DEAR ABBY: Do you think every American child should get a four-year college degree? I keep meeting students who have a real talent and passion for other jobs — military, cosmetology or skilled trades, such as Internet technology and carpentry — but whose parents are furious at the suggestion they might not graduate from a four-year college.
It’s a little-known fact that there actually is a shortage of skilled tradespeople these days. As my grandmother used to say, “Everyone needs a plumber when the toilet’s clogged.” It distresses me to see so many parents disregard their kids’ instincts about their skills and desired careers in favor of the “more schooling is always better” philosophy.
Graduating from college has been part of what we envision as the “American dream,” but not every kid is going to be fulfilled after getting one of those degrees when the jobs that go with it don’t materialize. If a child wants to go into the military or become a skilled tradesperson, parents should at least consider what they’re suggesting. Because someone chooses a career path that isn’t what a parent hoped for doesn’t mean he or she can’t be successful. — ANN ARBOR READER
DEAR READER: I have had this discussion with many people over the years, and I agree. While it is crucial that young people finish high school, not every child is intellectually inclined. Many have talents better suited to the trades.
Some brilliant and successful people started but didn’t finish college. Many of them are in the arts and technology fields. Economic realities being what they are today, parents should be flexible and sensitive to their children’s aspirations on this subject. DEAR ABBY: For 20 years, my secret (to some, but not to others) involvement with a married man has kept me on an emotional roller coaster. We were both married at the time it began, and it always was understood that we would not leave our partners. Since then, however, my marriage has broken down.
Conventional wisdom — expressed by friends, family and your column repeatedly — has it that I should end this hopeless affair, get out and meet other men. I have made numerous attempts, but have accepted that he’s the only man I feel comfortable being intimate with.
I don’t want him to leave his marriage. However, his obvious delight in our afternoon trysts does suggest his so-called “picture-perfect” marriage doesn’t meet his needs.
This couple presents a happy profile in our community. The urge to burst his hypocritical bubble is growing within me with every passing year. Would it be morally reprehensible for me to let his wife know she has been made a fool of for the last 20 years? — SEETHING IN CANADA

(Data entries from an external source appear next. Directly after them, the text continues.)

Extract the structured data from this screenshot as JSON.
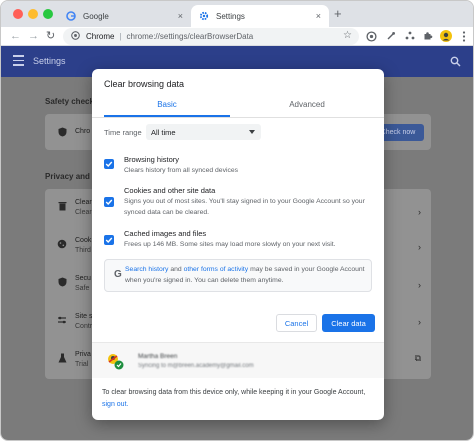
{
  "browser": {
    "traffic_lights": [
      "#ff5f57",
      "#febc2e",
      "#28c840"
    ],
    "tabs": [
      {
        "label": "Google",
        "active": false
      },
      {
        "label": "Settings",
        "active": true
      }
    ],
    "tab_close": "×",
    "new_tab": "+",
    "address": {
      "origin": "Chrome",
      "separator": "|",
      "path": "chrome://settings/clearBrowserData"
    }
  },
  "settings": {
    "header_title": "Settings",
    "accent": "#1a73e8",
    "safety_check_label": "Safety check",
    "safety_row_text": "Chro",
    "check_now_label": "Check now",
    "privacy_label": "Privacy and s",
    "rows": [
      {
        "icon": "trash-icon",
        "title": "Clear",
        "sub": "Clear"
      },
      {
        "icon": "cookie-icon",
        "title": "Cook",
        "sub": "Third"
      },
      {
        "icon": "shield-icon",
        "title": "Secu",
        "sub": "Safe"
      },
      {
        "icon": "sliders-icon",
        "title": "Site s",
        "sub": "Contr"
      },
      {
        "icon": "flask-icon",
        "title": "Priva",
        "sub": "Trial"
      }
    ]
  },
  "dialog": {
    "title": "Clear browsing data",
    "tabs": {
      "basic": "Basic",
      "advanced": "Advanced"
    },
    "time_range_label": "Time range",
    "time_range_value": "All time",
    "options": [
      {
        "title": "Browsing history",
        "desc": "Clears history from all synced devices",
        "checked": true
      },
      {
        "title": "Cookies and other site data",
        "desc": "Signs you out of most sites. You'll stay signed in to your Google Account so your synced data can be cleared.",
        "checked": true
      },
      {
        "title": "Cached images and files",
        "desc": "Frees up 146 MB. Some sites may load more slowly on your next visit.",
        "checked": true
      }
    ],
    "info": {
      "link1": "Search history",
      "mid1": "and",
      "link2": "other forms of activity",
      "rest": "may be saved in your Google Account when you're signed in. You can delete them anytime."
    },
    "cancel_label": "Cancel",
    "clear_label": "Clear data",
    "account": {
      "name": "Martha Breen",
      "email": "Syncing to m@breen.academy@gmail.com"
    },
    "footer_text": "To clear browsing data from this device only, while keeping it in your Google Account,",
    "footer_link": "sign out."
  }
}
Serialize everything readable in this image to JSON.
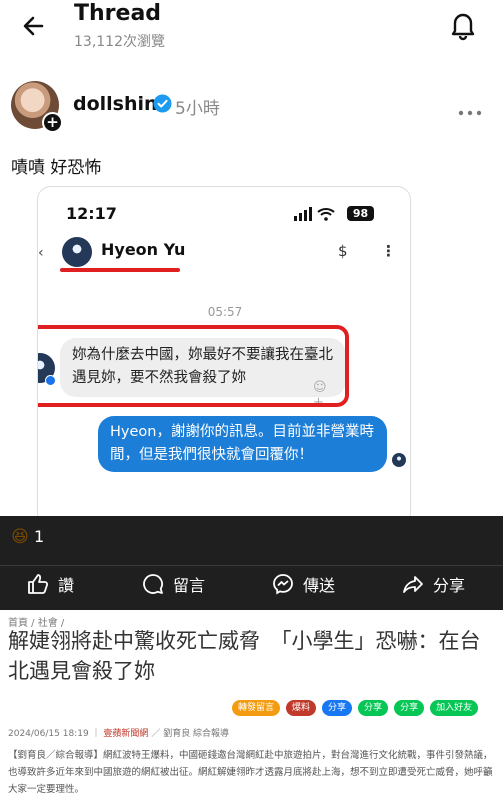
{
  "header": {
    "title": "Thread",
    "views": "13,112次瀏覽"
  },
  "post": {
    "username": "dollshin",
    "time": "5小時",
    "text": "嘖嘖 好恐怖"
  },
  "screenshot": {
    "status_time": "12:17",
    "battery": "98",
    "chat_back": "‹",
    "chat_name": "Hyeon Yu",
    "dollar": "$",
    "kebab": "⋮",
    "chat_time": "05:57",
    "incoming_message": "妳為什麼去中國，妳最好不要讓我在臺北遇見妳，要不然我會殺了妳",
    "react_icon": "☺+",
    "outgoing_message": "Hyeon，謝謝你的訊息。目前並非營業時間，但是我們很快就會回覆你！"
  },
  "reactions": {
    "emoji": "😆",
    "count": "1"
  },
  "actions": {
    "like": "讚",
    "comment": "留言",
    "share": "傳送",
    "forward": "分享"
  },
  "news": {
    "breadcrumb": "首頁 / 社會 /",
    "title": "解婕翎將赴中驚收死亡威脅　「小學生」恐嚇：在台北遇見會殺了妳",
    "share_buttons": [
      {
        "label": "轉發留言",
        "color": "#f39c12"
      },
      {
        "label": "爆料",
        "color": "#c0392b"
      },
      {
        "label": "分享",
        "color": "#1877f2"
      },
      {
        "label": "分享",
        "color": "#06c755"
      },
      {
        "label": "分享",
        "color": "#06c755"
      },
      {
        "label": "加入好友",
        "color": "#06c755"
      }
    ],
    "meta_date": "2024/06/15 18:19",
    "meta_source": "壹蘋新聞網",
    "meta_author": "劉育良 綜合報導",
    "body": "【劉育良／綜合報導】網紅波特王爆料，中國砸錢邀台灣網紅赴中旅遊拍片，對台灣進行文化統戰，事件引發熱議，也導致許多近年來到中國旅遊的網紅被出征。網紅解婕翎昨才透露月底將赴上海，想不到立即遭受死亡威脅，她呼籲大家一定要理性。"
  },
  "colors": {
    "threat_highlight": "#e02020",
    "outgoing_bubble": "#1c7ed6",
    "dark_bar": "#1f1f1f"
  },
  "icons": [
    "back-arrow-icon",
    "bell-icon",
    "verified-icon",
    "more-icon",
    "signal-icon",
    "wifi-icon",
    "thumbs-up-icon",
    "comment-icon",
    "messenger-icon",
    "share-arrow-icon"
  ]
}
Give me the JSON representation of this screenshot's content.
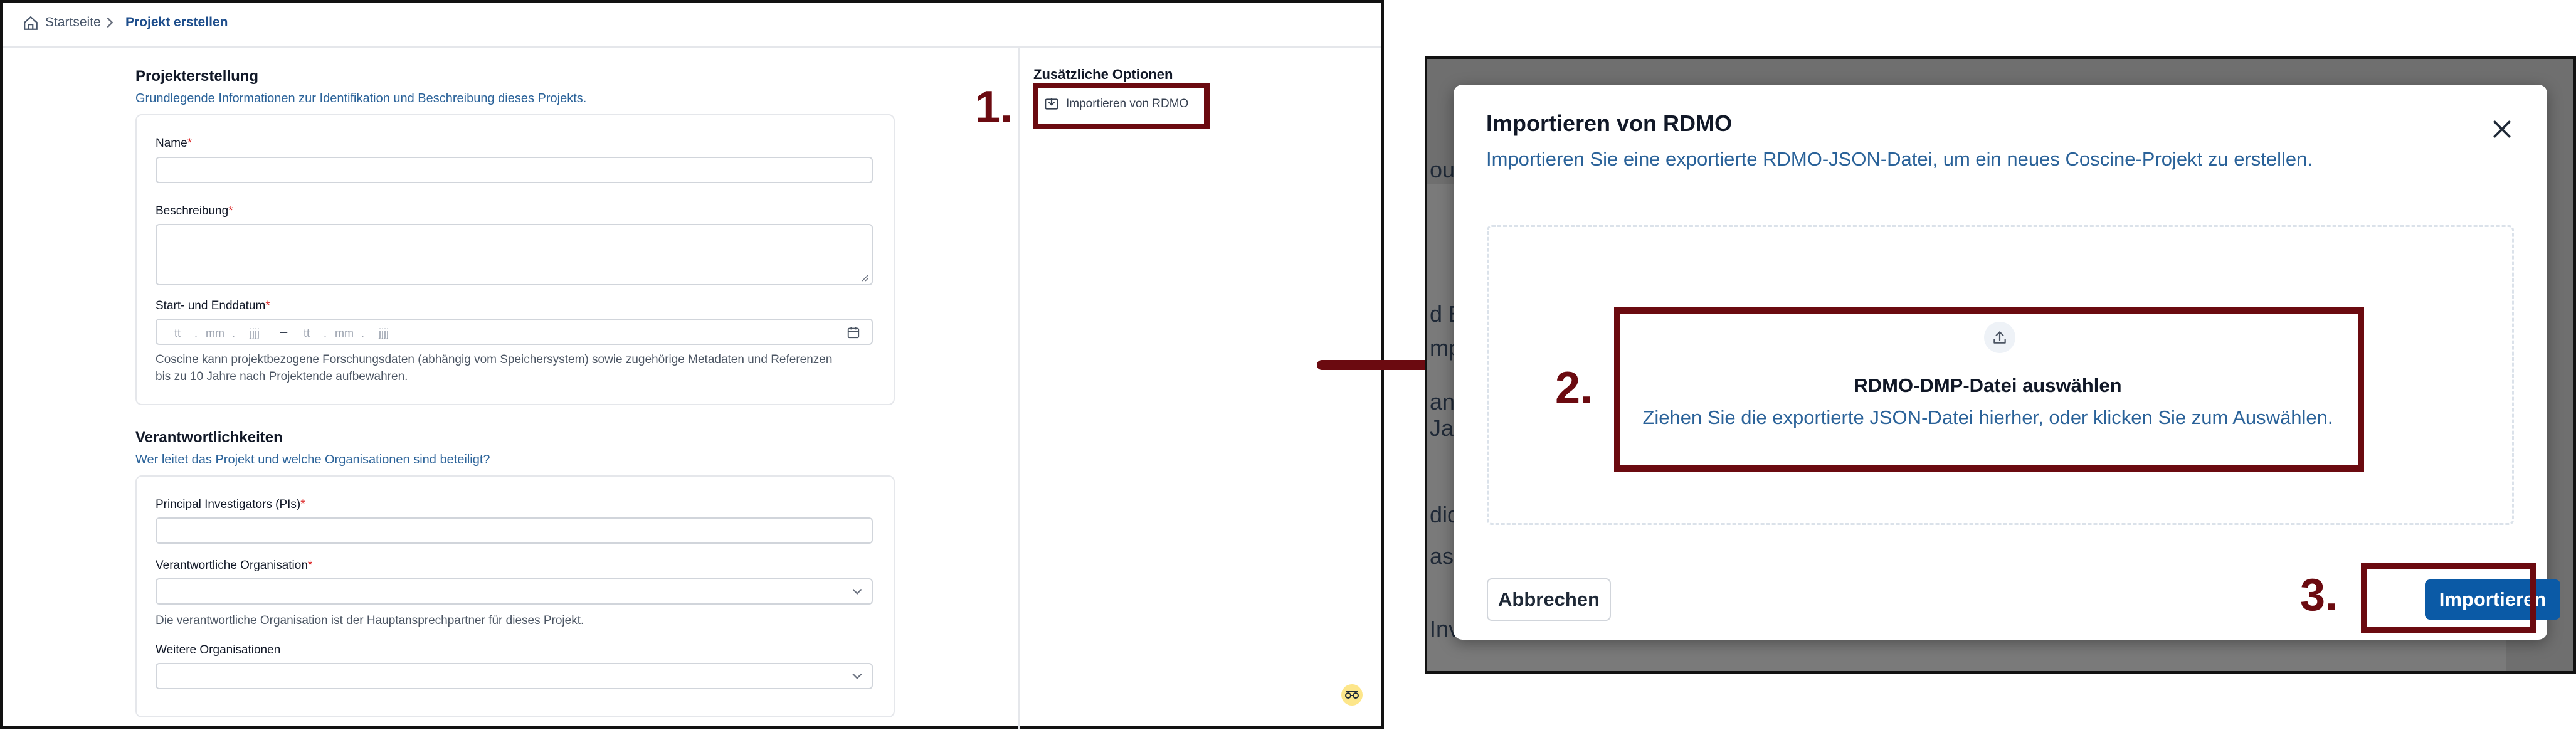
{
  "left_screen": {
    "breadcrumb": {
      "home": "Startseite",
      "current": "Projekt erstellen"
    },
    "section_project": {
      "title": "Projekterstellung",
      "description": "Grundlegende Informationen zur Identifikation und Beschreibung dieses Projekts.",
      "name_label": "Name",
      "description_label": "Beschreibung",
      "dates_label": "Start- und Enddatum",
      "date_start": {
        "day": "tt",
        "month": "mm",
        "year": "jjjj"
      },
      "date_end": {
        "day": "tt",
        "month": "mm",
        "year": "jjjj"
      },
      "date_separator": "–",
      "retention_hint_line1": "Coscine kann projektbezogene Forschungsdaten (abhängig vom Speichersystem) sowie zugehörige Metadaten und Referenzen",
      "retention_hint_line2": "bis zu 10 Jahre nach Projektende aufbewahren."
    },
    "section_responsibilities": {
      "title": "Verantwortlichkeiten",
      "description": "Wer leitet das Projekt und welche Organisationen sind beteiligt?",
      "pi_label": "Principal Investigators (PIs)",
      "org_label": "Verantwortliche Organisation",
      "org_hint": "Die verantwortliche Organisation ist der Hauptansprechpartner für dieses Projekt.",
      "more_orgs_label": "Weitere Organisationen"
    },
    "required_marker": "*",
    "sidebar": {
      "title": "Zusätzliche Optionen",
      "import_link": "Importieren von RDMO"
    }
  },
  "annotations": {
    "step1": "1.",
    "step2": "2.",
    "step3": "3."
  },
  "right_screen": {
    "background_fragments": [
      "oun",
      "d Er",
      "mp",
      "an",
      "Jah",
      "dic",
      "as P",
      "Inv"
    ],
    "modal": {
      "title": "Importieren von RDMO",
      "subtitle": "Importieren Sie eine exportierte RDMO-JSON-Datei, um ein neues Coscine-Projekt zu erstellen.",
      "dropzone_title": "RDMO-DMP-Datei auswählen",
      "dropzone_description": "Ziehen Sie die exportierte JSON-Datei hierher, oder klicken Sie zum Auswählen.",
      "cancel_label": "Abbrechen",
      "import_label": "Importieren"
    }
  },
  "colors": {
    "annotation": "#6b0a10",
    "primary": "#0b5aa6",
    "link": "#1e4e8c",
    "required": "#dc2626"
  },
  "icons": [
    "home-icon",
    "chevron-right-icon",
    "import-icon",
    "calendar-icon",
    "chevron-down-icon",
    "helper-icon",
    "close-icon",
    "upload-icon",
    "arrow-right-icon"
  ]
}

DEAR SEETHING: Yes. Resist the urge. What makes you think his wife doesn’t know? Once more than two people know this kind of “secret,” word has a way of circulating. I see nothing positive to be gained by trying to hurt the wife. And you may find it is not the wife who has been a fool for 20 years, but you.

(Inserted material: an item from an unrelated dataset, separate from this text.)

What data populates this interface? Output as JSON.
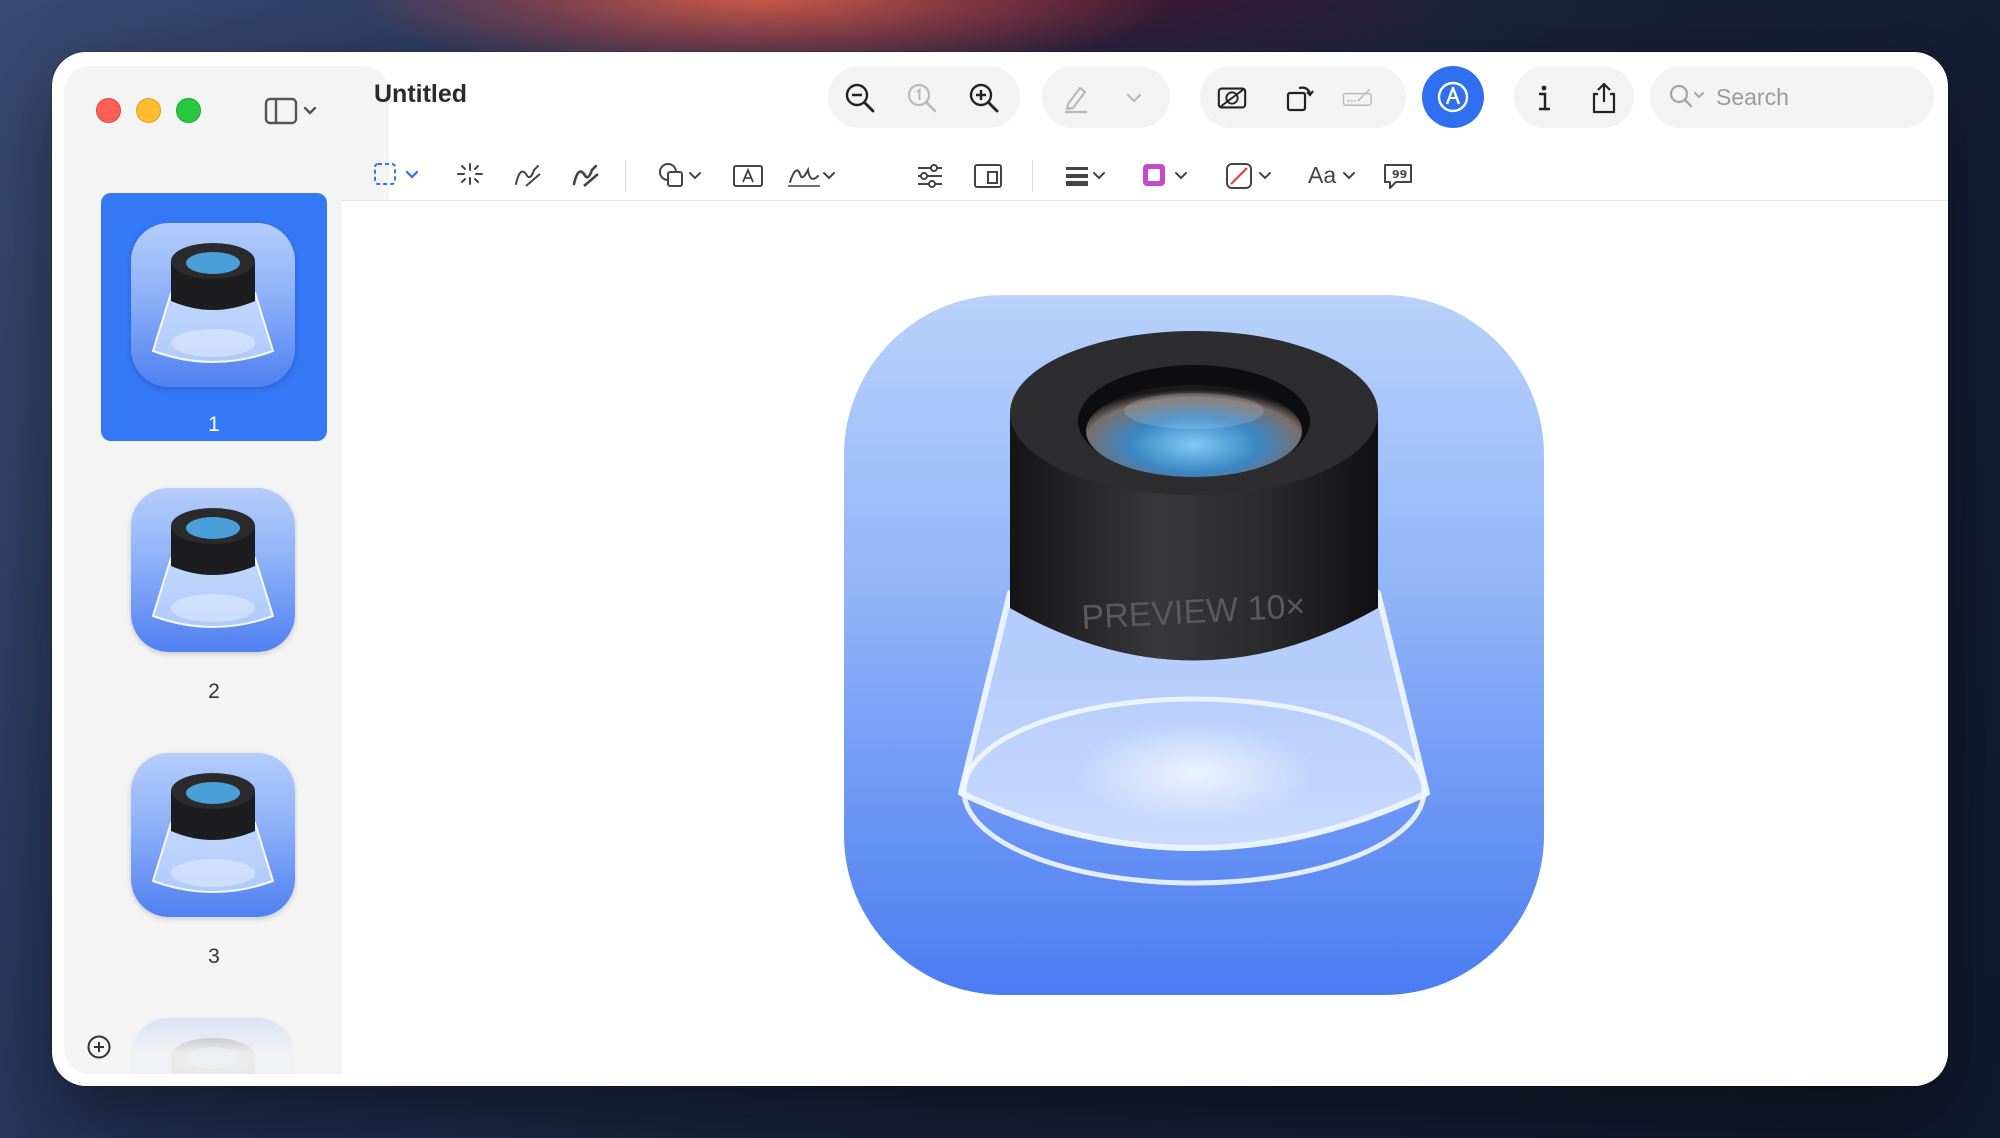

A declarer should be willing to sacrifice a trick if it increases his overall chance of making the contract. Thus, if South makes exactly four hearts in the present case, he scores 620 points (at duplicate or Chicago scoring); if he makes an overtrick, he scores 650; but if he goes down one, he is minus 100. The 30 points declarer can gain by making five hearts are obviously a drop in the bucket compared with what he can lose if he goes down trying for an overtrick.

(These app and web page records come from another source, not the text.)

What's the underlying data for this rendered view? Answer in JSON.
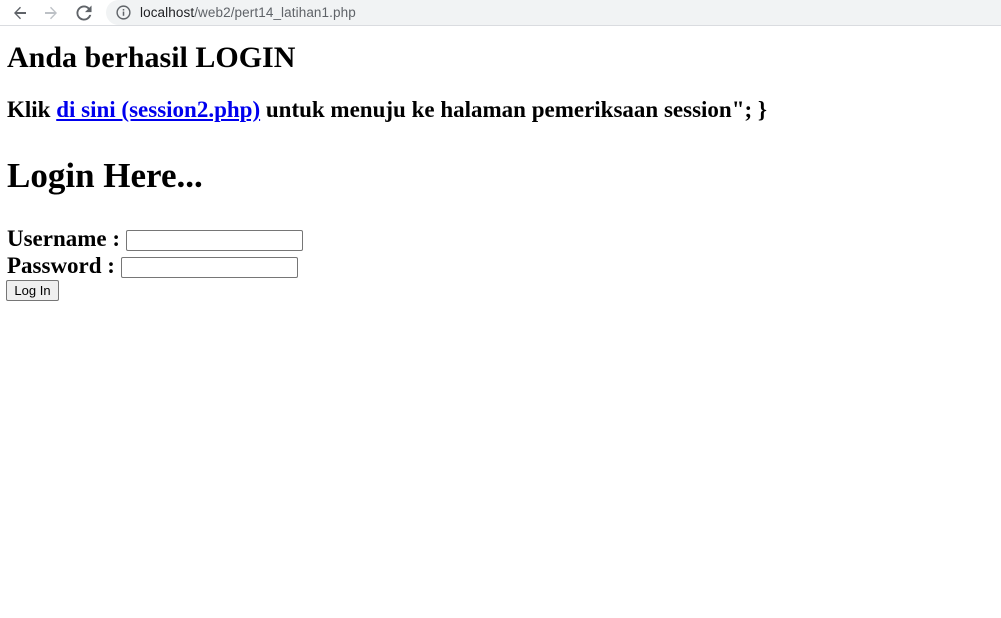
{
  "browser": {
    "url_host": "localhost",
    "url_path": "/web2/pert14_latihan1.php",
    "icons": {
      "back": "arrow-left-icon",
      "forward": "arrow-right-icon",
      "reload": "reload-icon",
      "info": "info-icon"
    }
  },
  "page": {
    "success_heading": "Anda berhasil LOGIN",
    "klik_prefix": "Klik ",
    "klik_link": "di sini (session2.php)",
    "klik_suffix": " untuk menuju ke halaman pemeriksaan session\"; }",
    "login_heading": "Login Here...",
    "username_label": "Username :",
    "username_value": "",
    "password_label": "Password :",
    "password_value": "",
    "login_button": "Log In"
  },
  "colors": {
    "link": "#0000ee",
    "text": "#000000",
    "omnibox_bg": "#f1f3f4"
  }
}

Observe how this applies to today’s deal. South takes the diamond lead with the ace and sees he could lose a spade, a club and an unknown number of trumps. How many trump tricks he will lose depends on how the trumps are divided or on how he plays the suit.
At trick two, declarer plays the ace of trumps, on which East produces the jack. If South carelessly continues with the king, he goes down one, losing two trump tricks, a spade and a club. But South should not play the king after East’s jack appears, since if the jack is a singleton, the king play almost surely will prove fatal.
Declarer should reason that East started with either the singleton jack or the doubleton Q-J. By leading a low trump next, South can restrict himself to one trump loser in either case. This safety play will cost him a trick if East started with the Q-J, but South should be willing to lose 30 points to ensure the contract.
In the actual deal, if South decides to play safe and leads a low trump toward dummy at trick three, he loses only one trump trick — regardless of which heart West chooses to play — and so finishes with 10 tricks.